§ WORK ITEM: Copy out each line below containing "colors".

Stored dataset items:
<<<<

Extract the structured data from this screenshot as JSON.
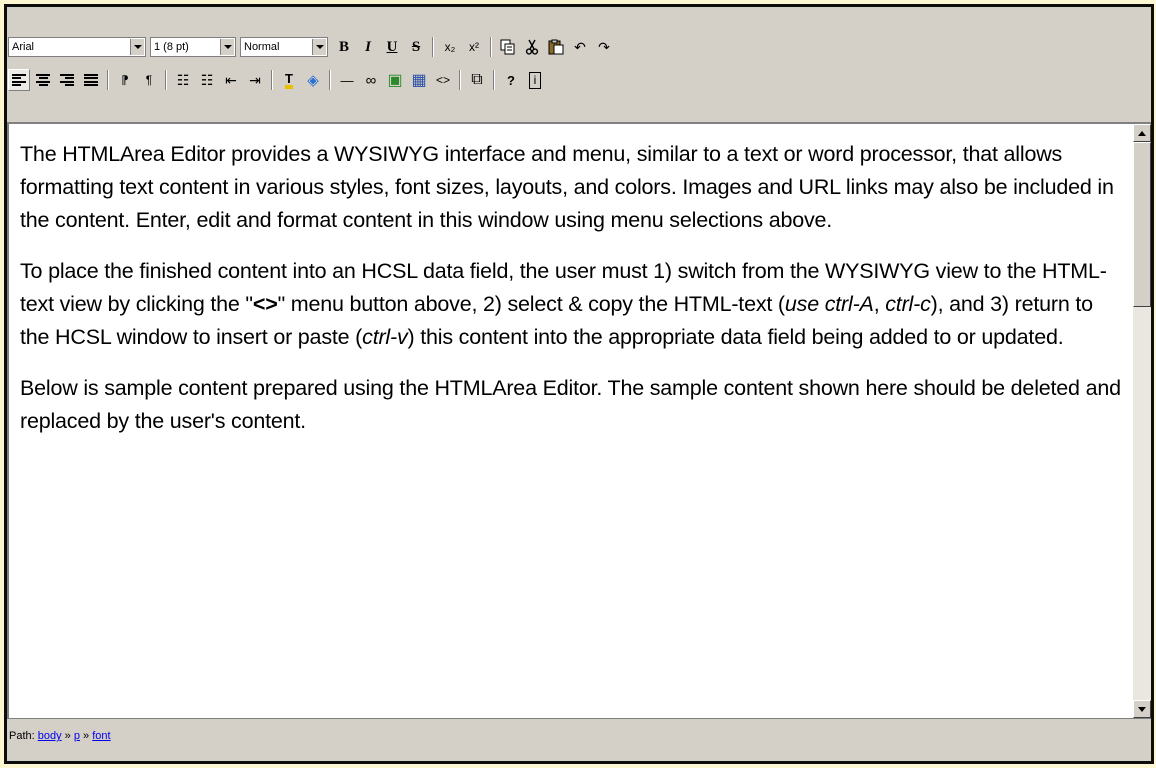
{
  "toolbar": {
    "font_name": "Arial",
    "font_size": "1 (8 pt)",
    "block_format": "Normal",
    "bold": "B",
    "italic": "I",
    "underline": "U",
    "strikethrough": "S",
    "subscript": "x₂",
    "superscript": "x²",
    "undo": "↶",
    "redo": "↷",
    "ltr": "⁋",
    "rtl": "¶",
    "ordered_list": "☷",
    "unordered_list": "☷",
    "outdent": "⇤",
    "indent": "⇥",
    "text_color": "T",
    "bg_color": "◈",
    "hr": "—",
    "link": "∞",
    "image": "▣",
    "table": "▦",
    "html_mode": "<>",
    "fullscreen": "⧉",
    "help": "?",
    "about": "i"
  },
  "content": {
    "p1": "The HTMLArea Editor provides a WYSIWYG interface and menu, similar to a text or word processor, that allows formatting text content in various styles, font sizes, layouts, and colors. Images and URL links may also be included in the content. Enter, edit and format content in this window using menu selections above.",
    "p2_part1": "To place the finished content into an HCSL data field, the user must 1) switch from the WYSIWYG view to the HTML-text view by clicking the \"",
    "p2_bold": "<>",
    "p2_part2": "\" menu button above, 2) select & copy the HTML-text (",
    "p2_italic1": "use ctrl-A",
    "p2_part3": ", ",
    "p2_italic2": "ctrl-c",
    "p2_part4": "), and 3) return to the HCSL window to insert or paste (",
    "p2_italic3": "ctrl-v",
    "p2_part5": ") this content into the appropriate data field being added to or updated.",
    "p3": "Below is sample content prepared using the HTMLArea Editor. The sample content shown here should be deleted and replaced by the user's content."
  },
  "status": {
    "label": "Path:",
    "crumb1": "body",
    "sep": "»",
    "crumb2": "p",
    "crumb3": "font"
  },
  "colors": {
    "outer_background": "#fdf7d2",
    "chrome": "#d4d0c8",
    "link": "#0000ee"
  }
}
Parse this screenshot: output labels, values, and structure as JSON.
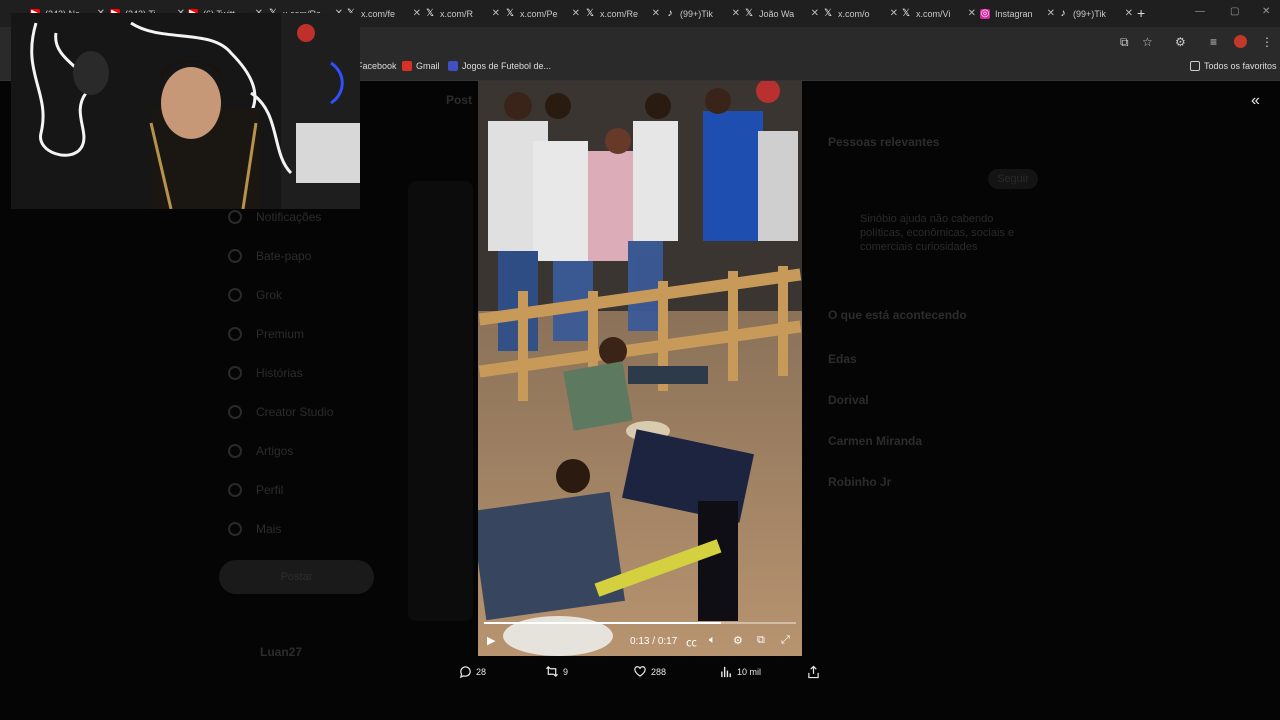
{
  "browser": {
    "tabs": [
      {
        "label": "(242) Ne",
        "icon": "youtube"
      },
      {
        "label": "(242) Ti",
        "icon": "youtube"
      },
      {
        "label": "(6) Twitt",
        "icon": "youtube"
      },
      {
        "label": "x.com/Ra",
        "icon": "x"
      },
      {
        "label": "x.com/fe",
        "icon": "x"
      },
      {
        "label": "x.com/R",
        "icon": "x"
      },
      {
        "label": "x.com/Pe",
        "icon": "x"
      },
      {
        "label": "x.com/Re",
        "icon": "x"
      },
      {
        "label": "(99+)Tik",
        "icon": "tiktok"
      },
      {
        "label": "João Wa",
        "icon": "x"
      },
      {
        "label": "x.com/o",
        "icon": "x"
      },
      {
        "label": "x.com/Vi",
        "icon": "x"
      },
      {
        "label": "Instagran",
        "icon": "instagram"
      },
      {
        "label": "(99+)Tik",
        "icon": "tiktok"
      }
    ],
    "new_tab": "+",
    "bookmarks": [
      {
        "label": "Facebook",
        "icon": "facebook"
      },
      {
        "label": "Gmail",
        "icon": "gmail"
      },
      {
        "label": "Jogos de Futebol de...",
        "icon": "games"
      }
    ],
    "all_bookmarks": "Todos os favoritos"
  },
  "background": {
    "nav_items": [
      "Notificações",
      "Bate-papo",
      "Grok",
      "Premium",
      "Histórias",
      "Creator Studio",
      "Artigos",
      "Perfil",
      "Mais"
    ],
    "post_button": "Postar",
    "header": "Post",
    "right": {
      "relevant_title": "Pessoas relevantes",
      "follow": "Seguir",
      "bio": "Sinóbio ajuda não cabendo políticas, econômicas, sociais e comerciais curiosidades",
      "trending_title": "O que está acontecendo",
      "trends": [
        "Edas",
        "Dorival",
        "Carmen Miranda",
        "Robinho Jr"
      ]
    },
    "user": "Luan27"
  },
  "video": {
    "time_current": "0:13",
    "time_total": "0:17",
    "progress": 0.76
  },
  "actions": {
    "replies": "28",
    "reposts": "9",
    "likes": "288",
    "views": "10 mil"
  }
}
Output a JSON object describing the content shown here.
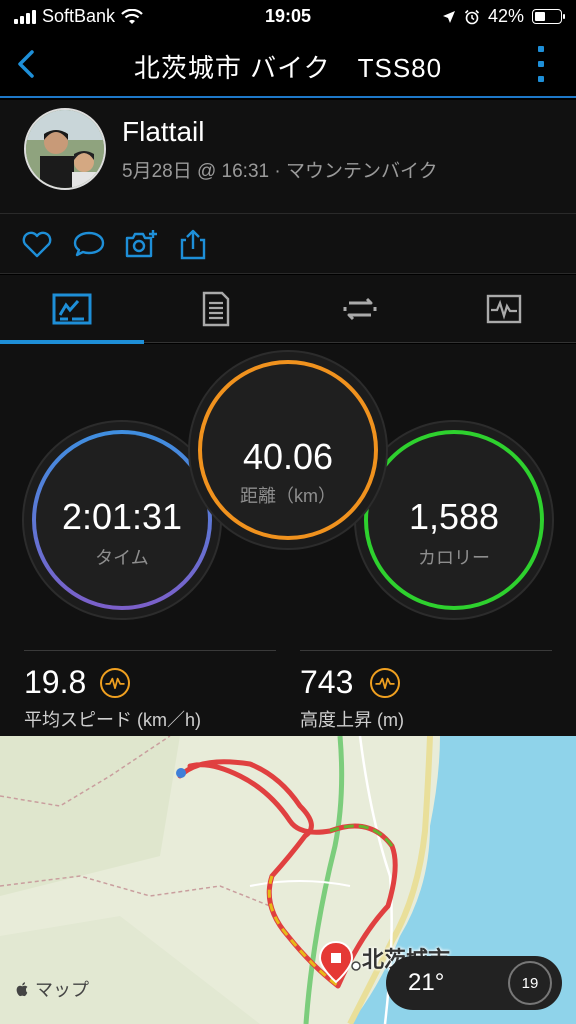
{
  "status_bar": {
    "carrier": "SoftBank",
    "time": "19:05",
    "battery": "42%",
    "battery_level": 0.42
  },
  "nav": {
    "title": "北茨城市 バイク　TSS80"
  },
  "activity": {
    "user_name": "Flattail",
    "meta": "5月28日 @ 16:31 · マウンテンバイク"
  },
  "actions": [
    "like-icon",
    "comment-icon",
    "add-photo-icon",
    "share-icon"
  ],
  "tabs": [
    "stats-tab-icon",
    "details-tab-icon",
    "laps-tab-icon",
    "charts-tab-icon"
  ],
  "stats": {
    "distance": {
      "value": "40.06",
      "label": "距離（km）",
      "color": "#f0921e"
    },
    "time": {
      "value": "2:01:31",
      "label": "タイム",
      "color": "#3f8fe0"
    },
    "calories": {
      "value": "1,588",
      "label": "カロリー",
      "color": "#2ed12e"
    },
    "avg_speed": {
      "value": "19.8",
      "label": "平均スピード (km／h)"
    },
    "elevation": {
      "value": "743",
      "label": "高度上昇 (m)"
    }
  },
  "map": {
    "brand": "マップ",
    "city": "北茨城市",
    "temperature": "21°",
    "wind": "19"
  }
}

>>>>

§ RESULT OF THIS EXERCISE:
    "p1": "The HTMLArea Editor provides a WYSIWYG interface and menu, similar to a text or word processor, that allows formatting text content in various styles, font sizes, layouts, and colors. Images and URL links may also be included in the content. Enter, edit and format content in this window using menu selections above.",
  "colors": {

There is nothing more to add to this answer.